Credit card processing fees are the fees that a business must pay every time it accepts a credit card payment. Stores probably pay more than one fee. The swipe fee might mean 10¢ for processing a transaction. A payment processor fee might be a monthly fee for equipment and for paying the merchant and then collecting from the purchaser. Then there is the percentage fee. Stores pay anywhere from 1.5% – 4% of the total amount of the transaction to the credit card company. The fee is less if they are a high-volume business like a large chain store, higher for small-town merchants.

What about using your debit card? That’s cash transferred directly out of your checking account – right? Sort of. Businesses pay the same types of fees for those transactions. Debit card fees are close to the same as the credit card fees paid by merchants.

Sometimes we use apps like PayPal, Venmo, Cash, or Zelle? Yes, businesses pay swipe fees and percentage fees for each of these transactions as well.

Nationally, retailers figure that they lose 2% of their profits because they pay these credit and debit card fees. This means they raise their prices for all customers.

Why do stores accept these cards if they are so expensive? Because being a cash-only enterprise would cost a lot of business. People tend to spend more when they aren’t using cash. Stores get their money quickly, and they are protected from fraud, bad checks, and counterfeit currency. Many Americans don’t use cash at all, especially if they are younger. It’s just so much more convenient to use our phones or tap our cards to make our payments.

Legislation known as the Credit Card Competition Act, first introduced in Congress in 2022, is described by its sponsors as encouraging “competition in electronic credit transactions.” The legislation failed to pass in 2022, but its sponsors reintroduced it in June 2023.

Why hasn’t this legislation passed? Because there are lots of perks for customers who use credit cards, especially for those who have excellent credit scores. We get cash back on purchases. We get miles from airlines and hotels. We get to purchase gift cards at discounted rates with points we’ve earned. We get to buy goods online. We get to travel all over the world and use our cards to pay for our purchases. We get fraud protection that allows us to dispute bills. We even get to transfer balances between cards to get 0% loans and extra cash back bonuses.

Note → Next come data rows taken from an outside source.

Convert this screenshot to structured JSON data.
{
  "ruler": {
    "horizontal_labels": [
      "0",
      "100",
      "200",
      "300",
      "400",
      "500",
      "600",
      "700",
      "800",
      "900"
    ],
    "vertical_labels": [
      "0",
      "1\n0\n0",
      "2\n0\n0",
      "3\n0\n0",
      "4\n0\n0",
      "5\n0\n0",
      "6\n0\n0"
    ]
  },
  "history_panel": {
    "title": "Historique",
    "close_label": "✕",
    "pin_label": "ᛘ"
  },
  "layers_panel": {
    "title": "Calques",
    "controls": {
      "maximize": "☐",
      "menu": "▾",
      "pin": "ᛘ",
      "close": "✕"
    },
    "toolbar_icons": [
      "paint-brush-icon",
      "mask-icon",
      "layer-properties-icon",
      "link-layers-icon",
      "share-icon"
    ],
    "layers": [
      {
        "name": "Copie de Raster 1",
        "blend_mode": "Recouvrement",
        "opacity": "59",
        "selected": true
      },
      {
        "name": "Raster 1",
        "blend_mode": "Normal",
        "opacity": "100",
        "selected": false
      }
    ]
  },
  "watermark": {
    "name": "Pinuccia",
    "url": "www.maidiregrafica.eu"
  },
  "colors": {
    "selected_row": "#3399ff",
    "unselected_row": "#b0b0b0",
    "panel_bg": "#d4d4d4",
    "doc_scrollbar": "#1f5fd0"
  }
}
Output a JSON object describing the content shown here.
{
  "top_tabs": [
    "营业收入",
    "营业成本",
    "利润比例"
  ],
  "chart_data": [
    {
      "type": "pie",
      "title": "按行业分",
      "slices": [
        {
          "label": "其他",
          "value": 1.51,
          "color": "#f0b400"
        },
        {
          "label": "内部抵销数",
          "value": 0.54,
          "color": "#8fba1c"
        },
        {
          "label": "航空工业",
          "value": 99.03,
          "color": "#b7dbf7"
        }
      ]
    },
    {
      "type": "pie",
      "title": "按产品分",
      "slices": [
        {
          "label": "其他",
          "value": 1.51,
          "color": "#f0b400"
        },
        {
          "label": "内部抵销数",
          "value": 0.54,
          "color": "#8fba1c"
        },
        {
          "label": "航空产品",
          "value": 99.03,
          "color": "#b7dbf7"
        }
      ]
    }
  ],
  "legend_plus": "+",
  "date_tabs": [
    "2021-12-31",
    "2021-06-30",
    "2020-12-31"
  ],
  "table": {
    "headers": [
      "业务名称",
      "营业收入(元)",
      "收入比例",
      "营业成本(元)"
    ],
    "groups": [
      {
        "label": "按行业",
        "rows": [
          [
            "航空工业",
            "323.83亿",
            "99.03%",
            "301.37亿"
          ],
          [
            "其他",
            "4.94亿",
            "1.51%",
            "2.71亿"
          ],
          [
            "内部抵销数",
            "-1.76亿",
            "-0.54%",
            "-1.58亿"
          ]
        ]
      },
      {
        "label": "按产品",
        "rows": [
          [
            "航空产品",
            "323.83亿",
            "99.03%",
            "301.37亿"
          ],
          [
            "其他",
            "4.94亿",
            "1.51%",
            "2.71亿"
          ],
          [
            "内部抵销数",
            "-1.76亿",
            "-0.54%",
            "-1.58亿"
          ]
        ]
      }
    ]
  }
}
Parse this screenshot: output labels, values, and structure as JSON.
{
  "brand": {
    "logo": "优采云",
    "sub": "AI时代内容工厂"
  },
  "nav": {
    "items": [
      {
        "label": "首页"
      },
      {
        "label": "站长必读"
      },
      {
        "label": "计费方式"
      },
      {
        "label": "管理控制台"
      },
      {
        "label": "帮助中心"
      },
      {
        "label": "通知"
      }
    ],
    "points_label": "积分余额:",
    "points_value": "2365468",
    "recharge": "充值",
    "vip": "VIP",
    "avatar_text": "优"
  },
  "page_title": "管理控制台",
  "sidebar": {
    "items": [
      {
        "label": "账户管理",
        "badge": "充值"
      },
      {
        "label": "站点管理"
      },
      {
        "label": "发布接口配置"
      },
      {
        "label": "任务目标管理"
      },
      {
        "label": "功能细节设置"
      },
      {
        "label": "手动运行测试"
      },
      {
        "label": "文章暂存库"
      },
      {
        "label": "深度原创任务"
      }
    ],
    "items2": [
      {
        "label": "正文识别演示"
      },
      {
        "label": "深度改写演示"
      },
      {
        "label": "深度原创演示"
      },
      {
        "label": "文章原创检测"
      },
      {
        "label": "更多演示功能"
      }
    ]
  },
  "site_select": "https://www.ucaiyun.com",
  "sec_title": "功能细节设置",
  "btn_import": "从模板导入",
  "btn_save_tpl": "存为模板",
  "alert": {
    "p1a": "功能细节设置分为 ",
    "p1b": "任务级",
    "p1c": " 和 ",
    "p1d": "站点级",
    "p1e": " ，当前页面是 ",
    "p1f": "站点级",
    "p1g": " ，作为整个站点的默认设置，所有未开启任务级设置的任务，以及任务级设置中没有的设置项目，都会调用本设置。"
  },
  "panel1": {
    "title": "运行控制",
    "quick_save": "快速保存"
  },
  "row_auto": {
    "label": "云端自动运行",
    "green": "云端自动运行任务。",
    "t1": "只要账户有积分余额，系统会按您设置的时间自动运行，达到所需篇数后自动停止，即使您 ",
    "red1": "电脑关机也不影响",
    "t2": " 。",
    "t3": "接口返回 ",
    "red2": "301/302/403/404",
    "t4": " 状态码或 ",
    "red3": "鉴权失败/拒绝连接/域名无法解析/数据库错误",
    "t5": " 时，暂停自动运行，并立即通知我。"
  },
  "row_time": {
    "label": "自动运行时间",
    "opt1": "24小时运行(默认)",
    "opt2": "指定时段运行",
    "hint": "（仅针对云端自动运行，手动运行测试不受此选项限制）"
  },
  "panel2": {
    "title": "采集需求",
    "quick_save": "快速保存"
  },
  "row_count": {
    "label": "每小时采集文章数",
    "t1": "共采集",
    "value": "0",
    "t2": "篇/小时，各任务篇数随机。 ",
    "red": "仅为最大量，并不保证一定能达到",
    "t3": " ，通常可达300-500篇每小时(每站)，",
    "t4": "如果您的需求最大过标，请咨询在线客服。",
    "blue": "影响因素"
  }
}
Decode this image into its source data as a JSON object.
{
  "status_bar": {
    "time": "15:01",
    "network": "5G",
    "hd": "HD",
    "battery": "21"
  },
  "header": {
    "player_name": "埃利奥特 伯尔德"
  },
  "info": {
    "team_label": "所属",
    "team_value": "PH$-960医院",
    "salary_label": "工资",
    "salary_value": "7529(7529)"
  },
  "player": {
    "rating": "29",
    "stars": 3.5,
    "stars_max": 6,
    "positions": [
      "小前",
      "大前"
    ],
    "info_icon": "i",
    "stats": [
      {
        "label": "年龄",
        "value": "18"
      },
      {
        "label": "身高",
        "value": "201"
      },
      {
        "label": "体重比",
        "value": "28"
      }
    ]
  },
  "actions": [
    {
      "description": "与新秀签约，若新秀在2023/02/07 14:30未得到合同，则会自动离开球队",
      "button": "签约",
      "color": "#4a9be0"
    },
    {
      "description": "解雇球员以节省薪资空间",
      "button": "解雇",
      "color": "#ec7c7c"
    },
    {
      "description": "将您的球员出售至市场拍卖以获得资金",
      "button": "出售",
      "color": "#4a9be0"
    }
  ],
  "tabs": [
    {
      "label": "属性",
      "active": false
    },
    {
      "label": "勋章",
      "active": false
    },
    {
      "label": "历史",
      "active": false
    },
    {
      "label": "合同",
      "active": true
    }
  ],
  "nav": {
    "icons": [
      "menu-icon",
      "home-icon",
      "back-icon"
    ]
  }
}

Wealthy and middle-class Americans want to keep these rewards. They contact members of Congress and influence legislation. So do Visa and Mastercard, who handle 80% of credit card processing. They’ll work through lobbyists and campaign donations to protect their interests.

For lower-income people, it’s much more difficult to develop an excellent credit score, so rewards probably aren’t available. Bank accounts may be too expensive to maintain, so there may not be debit cards either. But they probably won’t contact Congress…

Meanwhile, if a business is offering you a cash discount, plan ahead. Have that money in your pocket. Then you’ll both benefit.